[Source records]
_ _ _ _ _ _ _
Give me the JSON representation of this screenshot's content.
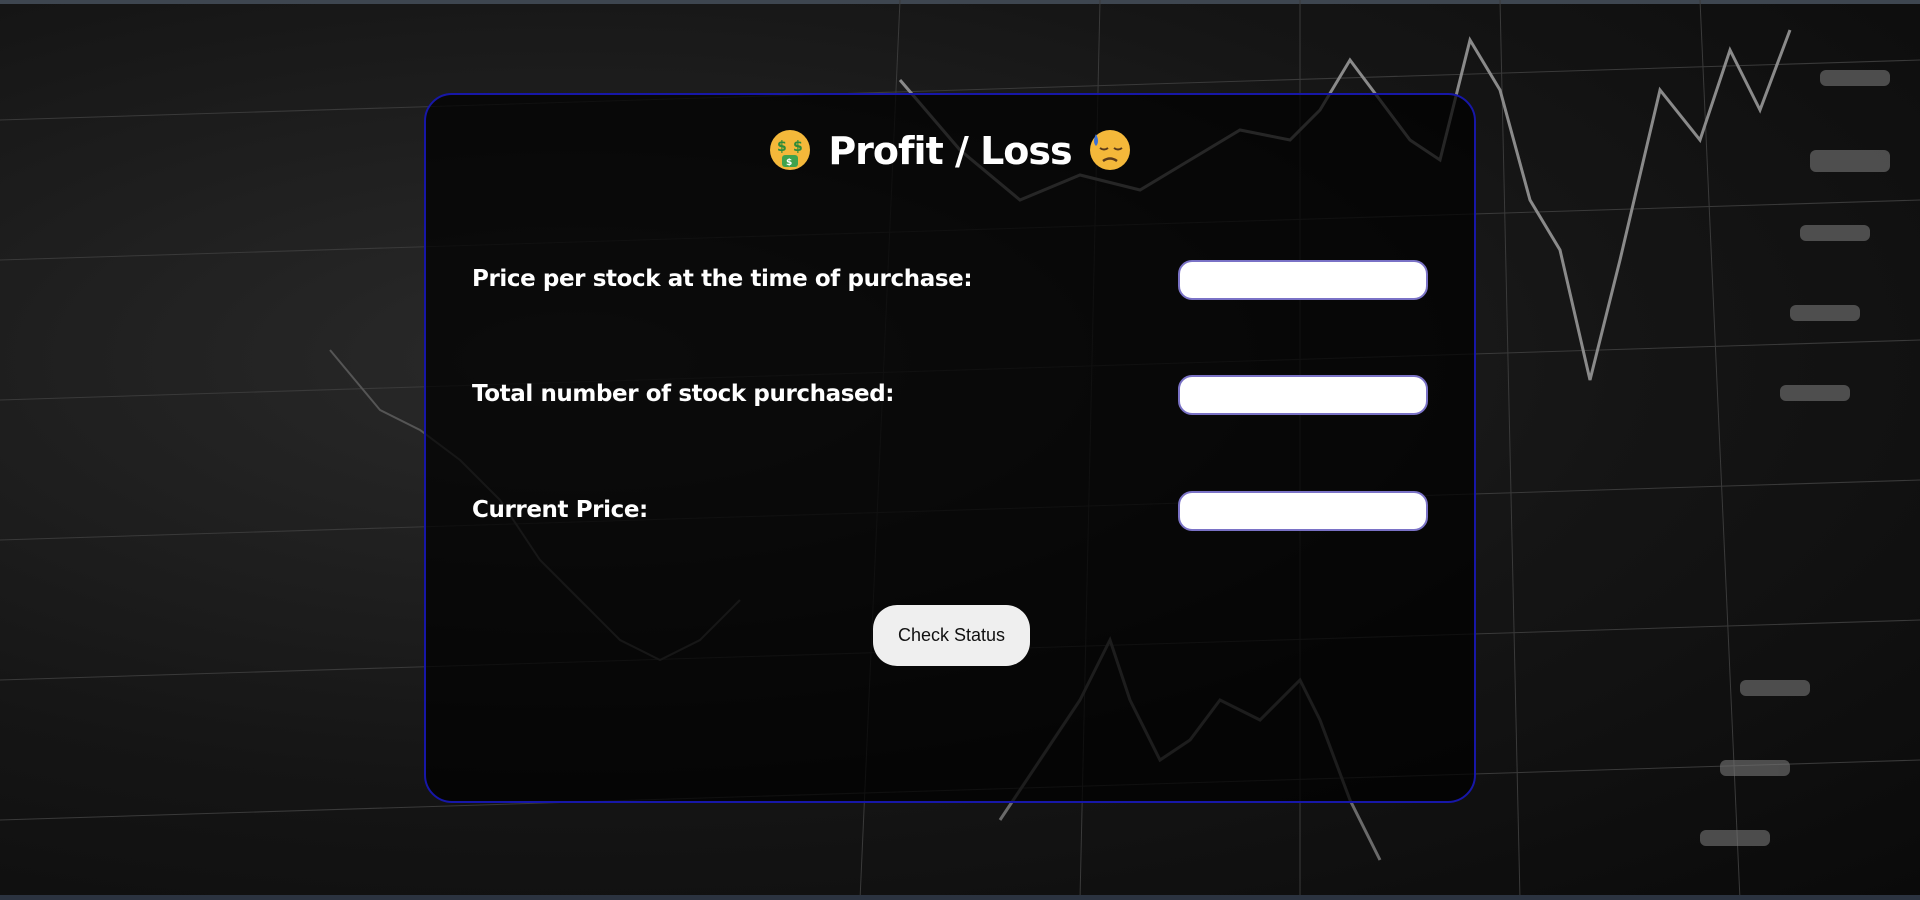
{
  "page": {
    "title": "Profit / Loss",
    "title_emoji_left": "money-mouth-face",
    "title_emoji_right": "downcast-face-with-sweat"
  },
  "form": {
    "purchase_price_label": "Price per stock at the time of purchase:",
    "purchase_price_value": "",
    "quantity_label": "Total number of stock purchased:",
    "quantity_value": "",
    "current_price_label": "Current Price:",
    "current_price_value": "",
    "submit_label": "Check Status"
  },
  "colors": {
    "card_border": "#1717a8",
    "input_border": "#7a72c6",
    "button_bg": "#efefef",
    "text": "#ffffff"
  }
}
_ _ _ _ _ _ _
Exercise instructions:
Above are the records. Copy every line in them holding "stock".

Completed task:
    "purchase_price_label": "Price per stock at the time of purchase:",
    "quantity_label": "Total number of stock purchased:",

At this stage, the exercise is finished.